Christmas celebrations abound at Mooseheart

As they sang, toward the end of their Christmas play Dec. 9, Mooseheart's elementary students belted out these words:

“It's about peace, it's about joy; it's about every girl and boy.

It's about family, it's about caring; it's about people giving and sharing.

It's about peace, it's about joy, it's about love.”

While those lyrics form the capstone of the play, “Melton, the Warm-Hearted Snowman,” they also operate as the central theme to so much of what is happening at Mooseheart in the weeks leading to Christmas.

The Holiday Lights display continues every night from 6 to 10 p.m. and as of Dec. 13, more than 1,500 cars have toured the 1.8-mile loop and viewed the 80-plus displays in the inaugural display, according to Mooseheart Executive Director Scott Hart.

“One of the really nice things is the number of families who are coming to Mooseheart where they're telling us it's their first time on campus,” Hart said. “One of the true blessings of the Holiday Lights is that we are able to allow people from our local communities to see Mooseheart and to learn how and why we care for children in-need.”

The Holiday Lights display continues through Jan. 1. The cost is $10 per car. Some displays have 3-D enhancements and glasses to view the 3-D displays are just an additional $1 per pair. Entry to the display is from the campus' main entrance on Route 31, just south of Batavia and north of North Aurora.

“It's heartwarming to hear comments from families who have never been here who are telling us that this is a new holiday tradition for them,” Hart said. “It's a chance to bring families together, provide good entertainment and get everyone in the Christmas spirit.”

The Holiday Lights display is part of a process of increasing awareness of the campus within its surrounding communities begun last summer with the visit of the Carson & Barnes Circus to campus. Hart said an areawide Easter egg hunt is planned this spring.

“Our goal is to make sure that our neighbors, who are residents in Aurora, North Aurora as well as Batavia, Geneva and St. Charles, know and understand a little better what Mooseheart is and the children we serve,” Hart said.

A certain segment of St. Charles' population has a long-standing relationship with Mooseheart. For the eighth year, the woodworking students at St. Charles East are participating in the “Saints Helping Santa” program. The students work all autumn on handmade wooden pieces of art and then sell them at auction. For the seventh year, the proceeds of that auction are used to provide Christmas presents for Mooseheart's students.

That auction took place Dec. 14 at St. Charles East High School and the gifts were delivered on Dec. 17.
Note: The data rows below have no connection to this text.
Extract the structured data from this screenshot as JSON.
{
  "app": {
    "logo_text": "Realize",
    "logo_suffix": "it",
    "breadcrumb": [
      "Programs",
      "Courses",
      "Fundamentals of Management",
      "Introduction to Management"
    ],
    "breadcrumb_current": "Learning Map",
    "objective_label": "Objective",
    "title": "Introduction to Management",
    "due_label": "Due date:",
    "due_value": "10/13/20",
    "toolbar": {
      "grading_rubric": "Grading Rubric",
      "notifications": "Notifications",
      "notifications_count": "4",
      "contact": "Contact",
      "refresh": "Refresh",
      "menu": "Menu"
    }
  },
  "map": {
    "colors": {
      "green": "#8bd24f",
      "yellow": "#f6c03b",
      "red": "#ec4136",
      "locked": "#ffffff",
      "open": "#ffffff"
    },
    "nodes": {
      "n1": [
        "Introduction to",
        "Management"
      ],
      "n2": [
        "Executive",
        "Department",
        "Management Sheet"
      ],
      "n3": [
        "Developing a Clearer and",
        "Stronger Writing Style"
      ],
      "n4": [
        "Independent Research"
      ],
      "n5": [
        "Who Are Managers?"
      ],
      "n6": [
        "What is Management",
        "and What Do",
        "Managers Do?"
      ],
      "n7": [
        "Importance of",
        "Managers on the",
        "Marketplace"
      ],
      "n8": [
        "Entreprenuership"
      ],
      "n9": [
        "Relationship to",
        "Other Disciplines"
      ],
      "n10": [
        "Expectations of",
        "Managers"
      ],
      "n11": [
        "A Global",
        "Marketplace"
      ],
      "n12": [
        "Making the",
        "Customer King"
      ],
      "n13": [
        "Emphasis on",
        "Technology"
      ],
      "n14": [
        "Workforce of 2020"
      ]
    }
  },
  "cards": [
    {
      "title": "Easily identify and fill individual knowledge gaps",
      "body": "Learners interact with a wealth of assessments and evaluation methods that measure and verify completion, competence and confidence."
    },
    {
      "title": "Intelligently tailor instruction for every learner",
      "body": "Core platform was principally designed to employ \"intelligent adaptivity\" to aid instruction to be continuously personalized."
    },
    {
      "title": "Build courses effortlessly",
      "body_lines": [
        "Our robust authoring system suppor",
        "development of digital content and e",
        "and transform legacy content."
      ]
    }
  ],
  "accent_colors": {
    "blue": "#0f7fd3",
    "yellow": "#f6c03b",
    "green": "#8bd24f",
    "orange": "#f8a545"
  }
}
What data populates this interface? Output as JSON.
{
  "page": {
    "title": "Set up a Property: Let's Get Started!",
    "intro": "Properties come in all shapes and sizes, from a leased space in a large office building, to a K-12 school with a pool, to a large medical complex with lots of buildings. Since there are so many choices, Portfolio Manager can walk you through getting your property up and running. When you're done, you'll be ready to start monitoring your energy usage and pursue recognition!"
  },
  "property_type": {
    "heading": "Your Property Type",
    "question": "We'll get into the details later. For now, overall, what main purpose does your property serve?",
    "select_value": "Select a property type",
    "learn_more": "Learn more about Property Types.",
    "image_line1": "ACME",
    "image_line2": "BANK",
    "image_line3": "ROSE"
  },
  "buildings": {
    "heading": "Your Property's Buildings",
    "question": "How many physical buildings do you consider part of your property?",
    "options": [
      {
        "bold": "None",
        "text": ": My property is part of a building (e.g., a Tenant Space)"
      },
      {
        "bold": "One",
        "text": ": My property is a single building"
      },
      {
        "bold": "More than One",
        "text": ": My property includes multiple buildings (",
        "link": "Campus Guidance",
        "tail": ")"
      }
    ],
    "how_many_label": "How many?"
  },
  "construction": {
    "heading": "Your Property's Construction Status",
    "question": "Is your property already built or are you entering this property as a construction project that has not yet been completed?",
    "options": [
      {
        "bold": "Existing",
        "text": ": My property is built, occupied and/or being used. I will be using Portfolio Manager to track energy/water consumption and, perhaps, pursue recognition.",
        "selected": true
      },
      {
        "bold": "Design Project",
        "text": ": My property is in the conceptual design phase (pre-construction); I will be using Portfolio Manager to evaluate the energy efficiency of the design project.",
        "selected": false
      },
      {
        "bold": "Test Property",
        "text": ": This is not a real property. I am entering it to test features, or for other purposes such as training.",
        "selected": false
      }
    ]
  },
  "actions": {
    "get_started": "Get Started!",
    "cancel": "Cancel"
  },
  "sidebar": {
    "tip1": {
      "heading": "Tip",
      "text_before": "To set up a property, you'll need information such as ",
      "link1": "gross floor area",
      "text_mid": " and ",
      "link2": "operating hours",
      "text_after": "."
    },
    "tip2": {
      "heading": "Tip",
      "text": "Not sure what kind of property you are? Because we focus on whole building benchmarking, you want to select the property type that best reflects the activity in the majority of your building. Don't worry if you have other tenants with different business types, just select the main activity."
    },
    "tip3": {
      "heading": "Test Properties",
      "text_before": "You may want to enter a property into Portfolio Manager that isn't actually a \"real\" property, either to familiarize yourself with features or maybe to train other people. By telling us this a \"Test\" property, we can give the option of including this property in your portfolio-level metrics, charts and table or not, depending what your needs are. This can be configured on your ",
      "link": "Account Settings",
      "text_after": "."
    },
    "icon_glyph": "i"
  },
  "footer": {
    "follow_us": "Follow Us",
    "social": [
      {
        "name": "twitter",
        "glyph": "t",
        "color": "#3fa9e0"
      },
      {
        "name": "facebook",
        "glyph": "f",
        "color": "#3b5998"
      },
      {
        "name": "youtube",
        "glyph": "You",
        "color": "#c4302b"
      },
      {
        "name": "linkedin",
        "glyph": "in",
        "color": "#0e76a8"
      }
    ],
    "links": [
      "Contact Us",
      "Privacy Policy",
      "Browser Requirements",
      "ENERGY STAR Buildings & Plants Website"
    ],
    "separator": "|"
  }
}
“We have been blessed for close to 10 years by the efforts of the St. Charles East students,” Hart said. “Every year, you say there's no way the students could outdo themselves. But when you look at the craftsmanship and the items they make, the fact is that it's always outstanding.”

Area residents who attend the auction bids on the items. After the gifts are purchased, the woodworking students travel with Santa to Mooseheart and, as true elves should, hand those gifts to Mooseheart's elementary students.

“That's the really neat part of the relationship,” Hart said. “Those students who put their time in during this first part of the year, have an opportunity to travel to Mooseheart. Students who start as freshmen and put in their time and efforts in the program for four years, have the opportunity to come here for four times.”

Those efforts are best-appreciated by the ones receiving the presents, Hart said.

“We do this in our library,” he said. “The kids come around the corner and see Santa there and they get excited. Then they sit and wait for their name to be called, and they come and sit on Santa's lap and receive a gift that they asked for. That's a child's Christmas dream right there.”

On Dec. 16, the Mooseheart Band performed its annual Christmas concert. All levels of the school's band program performed as well the school's choir.

“This is, by far, the biggest event of the year for the band,” Hart said. “They always want to put their best foot forward, but this is a time when they really want to shine. The beginning band students will have a chance to play and then the band and the choir take center stage.”

Founded in 1913, Mooseheart is supported completely through private donations the great majority of which come from the 1.1 million men and women of the Moose fraternal organization, in more than 1,700 Lodges and 1,600 Chapters located throughout the U.S., Canada, Great Britain and Bermuda. Moose International headquarters is located on the Mooseheart campus.

Since its founding, Mooseheart has operated a complete, accredited kindergarten-through-high-school academic program, plus art, music, vocational training and interscholastic sports. It is an extremely nurturing and student-tailored program, with an average student-teacher ratio of 12 to 1.

Mooseheart students who complete their studies with a 3.0 GPA or better with 4.0 equals A are eligible for up to five years of annually renewable scholarship funding, covering tuition, room and board in an amount comparable to that required for an in-state student at an Illinois public university.

Mooseheart is currently home to roughly 230 students, ranging in age from preschoolers to high school seniors. Applications for admission to Mooseheart are considered from any family whose children are, for whatever reason, lacking a stable home environment.